Send to

Choose Destination
J Agric Food Chem. 2013 Nov 20;61(46):11173-9. doi: 10.1021/jf402584k. Epub 2013 Nov 12.

Degradation of rotenone in yam bean seeds ( Pachyrhizus sp.) through food processing.

Author information

Laboratoire de Pharmacognosie, LDRI, Av. E. Mounier 72, B.P. 7203, Université Catholique de Louvain , 1200 Brussels, Belgium.


The purpose of this research is to screen different processes that could potentially decrease or even eliminate rotenone, a toxic isoflavonoid, from Pachyrhizus seeds. Yam bean seeds have very interesting nutritional characteristics, especially their high protein and lipid contents, and could potentially increase food security in under-nourished populations. However, they contain rotenone, a natural molecule previously used as an insecticide inhibiting the respiratory mitochondrial chain. It was also proven to be toxic to mammals as chronic exposure leads to the development of Parkinson-like symptoms in rats. As the thermosensitivity of rotenone had been reported, this study tested different processes (drying, roasting, boiling, frying, alcohol extraction), tegument removal, and traditional Beninese culinary recipes. Rotenone was then quantified in end-products by a validated method, associating microwave extraction, solid phase extraction (SPE), and HPLC-UV. With these processes a rotenone removal of up to 80% was obtained. The most effective methods were the drying and roasting of the seeds and the maceration of their flour in local alcohol.
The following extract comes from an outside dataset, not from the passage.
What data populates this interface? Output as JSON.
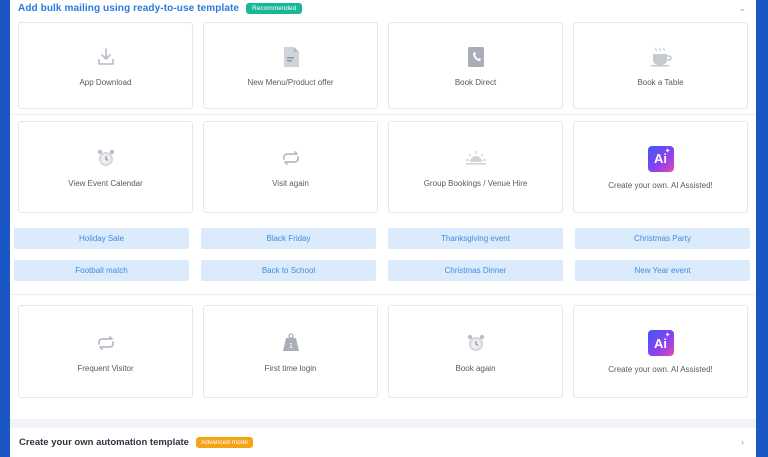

Rotenone degradation and elimination were confirmed by cytotoxic assays, effectively inducing a decrease in sample toxicity.

[Indexed for MEDLINE]

Supplemental Content

Full text links

Icon for American Chemical Society
Loading ...
Support Center